News about COVID-19 often comes packaged with charts, maps and graphs that help the public understand the state of the pandemic and to justify policies around mask-wearing and social distancing. Such visual representations can succinctly reveal critical information from vast datasets and they are essential for communicating scientific findings to the general public and policymakers.
However, the way data is presented can influence its interpretation. “How data is represented can introduce bias, dramatically changing the conclusions drawn and ultimately affecting policy-making and other important decisions,” says Danielle Szafir, an assistant professor of computer science with the ATLAS Institute. As director of the VisuaLab, Szafir researches what scientists, policymakers and the general public take away from such visualizations and whether their conclusions reflect what the data actually means.
Recognizing the value of this research, the National Science Foundation recently awarded Szafir a CAREER award for a project titled, “Developing Perceptually-Driven Tools for Estimating Visualization Effectiveness.” An NSF CAREER award is one of the most prestigious given to faculty in the early phases of their careers. For Szafir, the grant provides $550,000 over five years to support research and outreach activities.
The award will allow Szafir to fill a gap in data visualization research. Past visualization studies have demonstrated which types of charts perform well for specific tasks, but there isn’t yet a concrete way to rapidly gauge the efficacy of different types of visualizations. Their goal is to offer designers automated solutions for rapidly estimating visualization effectiveness, including revealing what different types of visualizations fail to communicate or communicate incorrectly.
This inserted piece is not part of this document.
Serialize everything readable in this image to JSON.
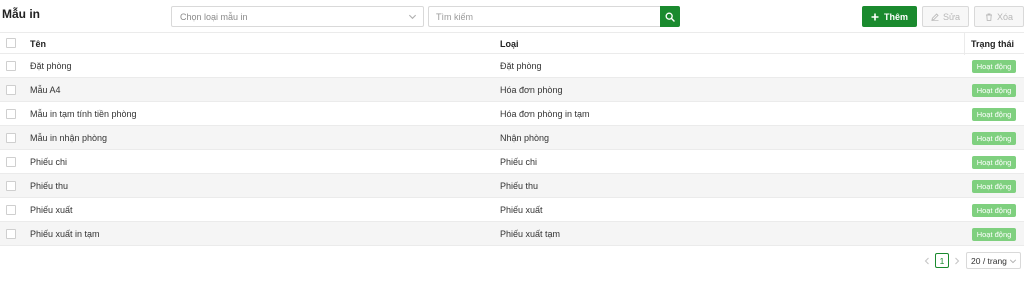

By establishing a set of effective visualization design practices that are universally accessible, they will help designers make better choices that minimize misleading data representations and make data exploration more efficient and easier.
Another key goal for the initiative is to develop a curriculum for a Coursera Massive Online Open Course (MOOC) for an online Master of Data Science program to help students from a broad set of fields develop essential data visualization skills.
Befitting an ATLAS research lab, VisuaLab's work is highly interdisciplinary, touching on cognition, perception and the most advanced applications of visual technologies, including virtual reality (VR) and augmented reality (AR). To help connect researchers specializing in these various fields, Szafir cofounded VisXVision, an interdisciplinary initiative aimed at promoting collaboration between data science and cognitive science.
“We have seen an unprecedented increase in public communication using data,” Szafir says. “By offering designers a means to readily understand what patterns people will see in a visualization, we can rapidly improve the ways we use data.”
Commenting on Szafir's research, ATLAS Director Mark Gross says, "It's hard to overstate the potential of Danielle's work. Inventing tools that make it easier to communicate scientific findings can make us all more informed decision-makers."
Szafir’s CAREER award (NSF 2046725) is funded by the NSF’s Directorate for Computer and Information Science and Engineering Faculty Early Career Development Program.